THE PROBLEM -> Reproduce the records without their pictures, keeping every word as it is.

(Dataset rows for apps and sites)
****************

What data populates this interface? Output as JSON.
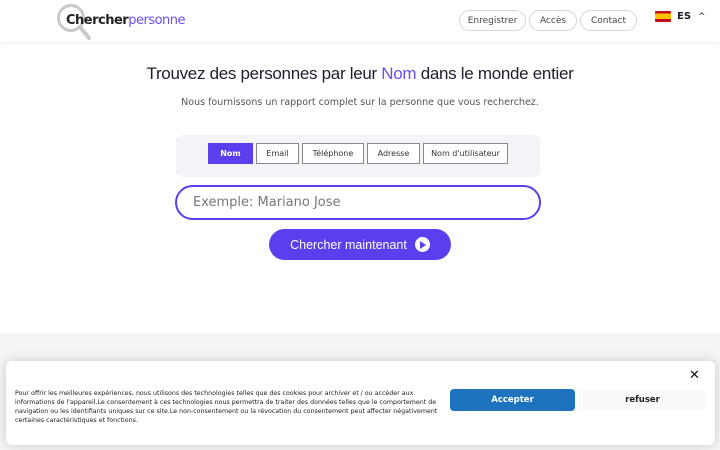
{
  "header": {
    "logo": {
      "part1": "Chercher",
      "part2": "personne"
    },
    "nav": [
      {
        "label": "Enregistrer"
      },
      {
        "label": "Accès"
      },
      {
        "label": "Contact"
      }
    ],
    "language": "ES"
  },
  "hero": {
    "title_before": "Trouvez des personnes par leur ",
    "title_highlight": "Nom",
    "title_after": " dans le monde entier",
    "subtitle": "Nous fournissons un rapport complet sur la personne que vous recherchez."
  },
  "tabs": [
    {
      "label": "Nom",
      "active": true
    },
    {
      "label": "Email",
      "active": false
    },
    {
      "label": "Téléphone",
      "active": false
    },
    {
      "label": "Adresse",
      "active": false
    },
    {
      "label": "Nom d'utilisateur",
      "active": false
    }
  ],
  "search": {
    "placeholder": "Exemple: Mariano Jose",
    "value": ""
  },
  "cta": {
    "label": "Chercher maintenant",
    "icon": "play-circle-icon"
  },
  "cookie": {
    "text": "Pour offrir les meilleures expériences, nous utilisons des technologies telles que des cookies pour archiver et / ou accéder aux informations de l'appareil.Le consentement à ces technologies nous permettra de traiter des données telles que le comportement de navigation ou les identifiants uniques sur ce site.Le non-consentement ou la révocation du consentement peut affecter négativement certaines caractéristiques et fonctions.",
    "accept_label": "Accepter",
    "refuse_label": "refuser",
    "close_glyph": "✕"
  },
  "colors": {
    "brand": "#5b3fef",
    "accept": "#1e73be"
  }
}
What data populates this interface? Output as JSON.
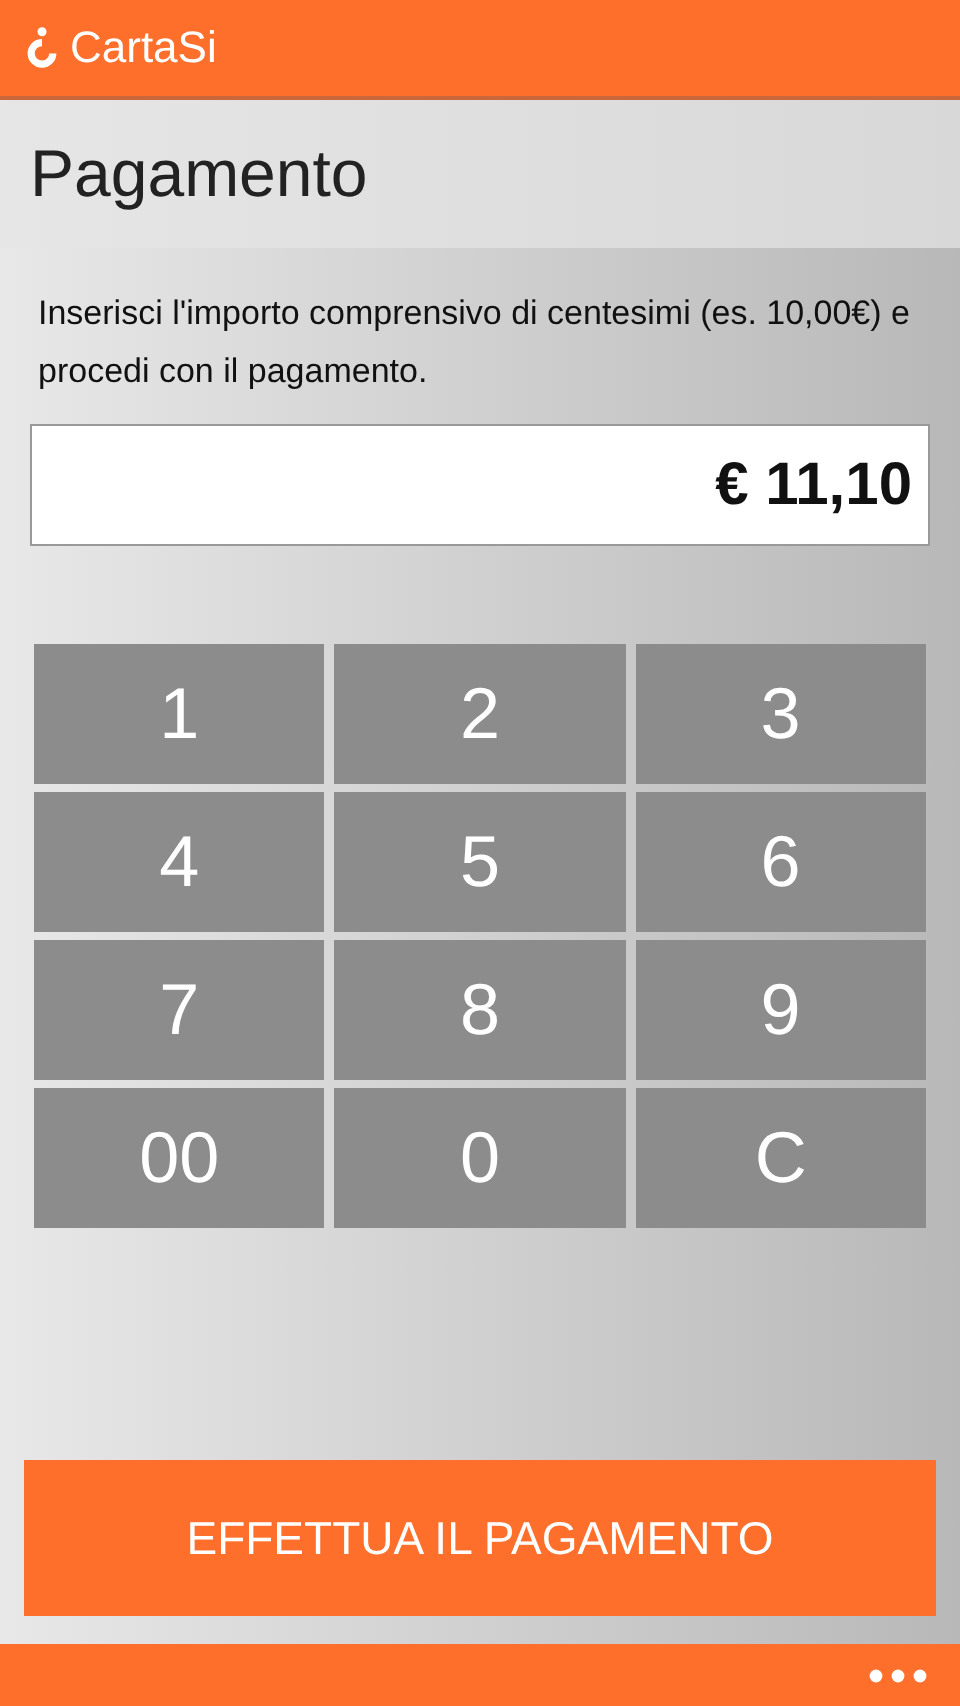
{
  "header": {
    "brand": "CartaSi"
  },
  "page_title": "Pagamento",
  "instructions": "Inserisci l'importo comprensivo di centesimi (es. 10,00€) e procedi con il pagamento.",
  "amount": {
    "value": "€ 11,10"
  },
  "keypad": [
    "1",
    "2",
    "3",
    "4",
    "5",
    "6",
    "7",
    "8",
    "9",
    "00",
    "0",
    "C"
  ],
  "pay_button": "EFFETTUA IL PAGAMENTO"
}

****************

ANSWER SPACE ->
What data populates this interface? Output as JSON.
{
  "header": {
    "logo": {
      "part1": "Chercher",
      "part2": "personne"
    },
    "nav": [
      {
        "label": "Enregistrer"
      },
      {
        "label": "Accès"
      },
      {
        "label": "Contact"
      }
    ],
    "language": "ES"
  },
  "hero": {
    "title_before": "Trouvez des personnes par leur ",
    "title_highlight": "Nom",
    "title_after": " dans le monde entier",
    "subtitle": "Nous fournissons un rapport complet sur la personne que vous recherchez."
  },
  "tabs": [
    {
      "label": "Nom",
      "active": true
    },
    {
      "label": "Email",
      "active": false
    },
    {
      "label": "Téléphone",
      "active": false
    },
    {
      "label": "Adresse",
      "active": false
    },
    {
      "label": "Nom d'utilisateur",
      "active": false
    }
  ],
  "search": {
    "placeholder": "Exemple: Mariano Jose",
    "value": ""
  },
  "cta": {
    "label": "Chercher maintenant",
    "icon": "play-circle-icon"
  },
  "cookie": {
    "text": "Pour offrir les meilleures expériences, nous utilisons des technologies telles que des cookies pour archiver et / ou accéder aux informations de l'appareil.Le consentement à ces technologies nous permettra de traiter des données telles que le comportement de navigation ou les identifiants uniques sur ce site.Le non-consentement ou la révocation du consentement peut affecter négativement certaines caractéristiques et fonctions.",
    "accept_label": "Accepter",
    "refuse_label": "refuser",
    "close_glyph": "✕"
  },
  "colors": {
    "brand": "#5b3fef",
    "accept": "#1e73be"
  }
}
What data populates this interface? Output as JSON.
{
  "header": {
    "brand": "CartaSi"
  },
  "page_title": "Pagamento",
  "instructions": "Inserisci l'importo comprensivo di centesimi (es. 10,00€) e procedi con il pagamento.",
  "amount": {
    "value": "€ 11,10"
  },
  "keypad": [
    "1",
    "2",
    "3",
    "4",
    "5",
    "6",
    "7",
    "8",
    "9",
    "00",
    "0",
    "C"
  ],
  "pay_button": "EFFETTUA IL PAGAMENTO"
}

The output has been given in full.